500 Tacos: Tortilleria Rio Grande

A taco a day for 2015 — and then some
Tortilleria Rio Grande
900 E. Braker Lane (map), 512-973-9696, www.tortilleriariogrande.com
Hours: 6am-8pm Mon-Sat; 6am-5pm Sun
Also at: 500 W. William Cannon Drive, Suite 402, 512-326-1341
By Mike Sutter | © Fed Man Walking | 03.30.15
Why do places that open at dawn always have the worst coffee? Maybe so guys like me can have something to complain about when everything else goes right. Because that’s how it is at Tortilleria Rio Grande, where a scattergun sampling of tacos brought tastes, textures and value far beyond a humble tortilla shop.
The taco: Guisado verde de puerco con papas
Paying less than $2 for this kind of food feels like you’ve stepped back in time, when slow food was the best kind — and the only kind. It’s just slow-cooked pork with a warm liquor of reduced green chiles that’s been fully absorbed into the meat and potatoes. Simplicity done well beats complicated any day. ($1.83)
 For breakfast: You can order any taco at breakfast time, but if you want breakfast tacos — like one with hard-scrambled eggs and  chewy country bacon and refried beans on a warm flour tortilla — you’ll have to order it before 10:30. ($1.83)
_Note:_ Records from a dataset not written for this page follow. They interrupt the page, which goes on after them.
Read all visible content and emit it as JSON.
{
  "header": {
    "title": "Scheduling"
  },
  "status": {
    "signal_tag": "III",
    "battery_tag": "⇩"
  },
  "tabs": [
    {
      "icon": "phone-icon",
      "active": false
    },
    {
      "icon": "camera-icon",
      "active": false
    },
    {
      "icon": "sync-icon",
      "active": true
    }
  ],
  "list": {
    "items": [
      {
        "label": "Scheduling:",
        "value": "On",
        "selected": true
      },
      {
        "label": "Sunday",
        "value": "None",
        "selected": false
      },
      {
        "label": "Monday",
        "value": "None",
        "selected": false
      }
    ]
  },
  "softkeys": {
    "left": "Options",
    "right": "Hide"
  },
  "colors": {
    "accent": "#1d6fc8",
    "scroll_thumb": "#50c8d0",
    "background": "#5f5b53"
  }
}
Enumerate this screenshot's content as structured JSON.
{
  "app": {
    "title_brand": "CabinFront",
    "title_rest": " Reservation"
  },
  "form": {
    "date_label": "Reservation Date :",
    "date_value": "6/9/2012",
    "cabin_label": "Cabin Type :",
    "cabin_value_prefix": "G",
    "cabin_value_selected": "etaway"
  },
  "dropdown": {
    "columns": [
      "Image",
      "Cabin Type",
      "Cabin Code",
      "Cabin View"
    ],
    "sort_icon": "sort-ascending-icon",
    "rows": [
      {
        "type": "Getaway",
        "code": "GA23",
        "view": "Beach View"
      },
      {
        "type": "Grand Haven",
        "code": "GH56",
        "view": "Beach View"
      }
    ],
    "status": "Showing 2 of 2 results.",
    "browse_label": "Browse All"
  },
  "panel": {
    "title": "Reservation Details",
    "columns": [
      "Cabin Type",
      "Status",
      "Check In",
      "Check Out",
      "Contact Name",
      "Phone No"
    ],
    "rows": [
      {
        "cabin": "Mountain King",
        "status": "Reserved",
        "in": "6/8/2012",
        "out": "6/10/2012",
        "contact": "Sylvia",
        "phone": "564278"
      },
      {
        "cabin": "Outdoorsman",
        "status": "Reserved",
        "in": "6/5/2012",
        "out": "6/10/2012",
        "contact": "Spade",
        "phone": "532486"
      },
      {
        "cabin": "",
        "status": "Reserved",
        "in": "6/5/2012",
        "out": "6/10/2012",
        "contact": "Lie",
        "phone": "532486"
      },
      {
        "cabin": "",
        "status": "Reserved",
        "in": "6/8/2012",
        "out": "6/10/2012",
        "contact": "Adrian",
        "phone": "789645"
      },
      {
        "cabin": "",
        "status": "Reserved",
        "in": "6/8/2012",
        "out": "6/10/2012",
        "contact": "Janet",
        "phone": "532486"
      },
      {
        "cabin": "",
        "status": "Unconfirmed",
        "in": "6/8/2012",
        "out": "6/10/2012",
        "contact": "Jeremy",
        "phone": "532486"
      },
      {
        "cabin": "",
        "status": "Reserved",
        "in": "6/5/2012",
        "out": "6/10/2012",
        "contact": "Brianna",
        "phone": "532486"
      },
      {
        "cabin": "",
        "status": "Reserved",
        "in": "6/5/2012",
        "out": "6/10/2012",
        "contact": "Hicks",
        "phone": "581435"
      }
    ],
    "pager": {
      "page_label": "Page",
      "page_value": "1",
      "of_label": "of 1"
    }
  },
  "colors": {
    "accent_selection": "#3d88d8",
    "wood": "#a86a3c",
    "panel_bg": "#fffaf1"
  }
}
 More tacos: Barbacoa at Rio Grande comes with a caveat, right on the menu: “No Cow Head.” For them, barbacoa means brisket — and a lot of it — in an aromatic red braise. Hell, I’d just call it a brisket taco and charge $2 more than the regular giveaway price of $1.99. One of my favorites was a simple taco version of grilled cheese with a thick blanket of panela cheese and roasted poblanos. ($1.83)
 Gordita me: Running a taco series, I say no to a lot of gorditas. Not this time. It’s easy to say yes to a thick, handmade corn pocket filled with cactus and pork in a thick, red pepper stew. ($1.83)
 Tortillas: “Tortilleria” is their middle name. Er ... first. Rio Grande turns out stretchy flour tortillas like warm buttered biscuits. Their doubled-up white corn tortillas are as tough as the guy with the teardrop tattoo at the table next to mine.
 Salsa: A basket of house-fried chips invites you to try three salsas in an ice bin on the front counter (no double-dipping). There’s a thick chile de arbol red and a cool green sauce made with avocado and tomatillo. Both are category leaders, but the prize winner is a loose, sweet mix of roasted chiles and tomatoes that evokes the made-to-order chop of the molcajete for which it’s named. One of Austin’s best salsas.
The 500 Tacos Project
(Photos by Mike Sutter © Fed Man Walking)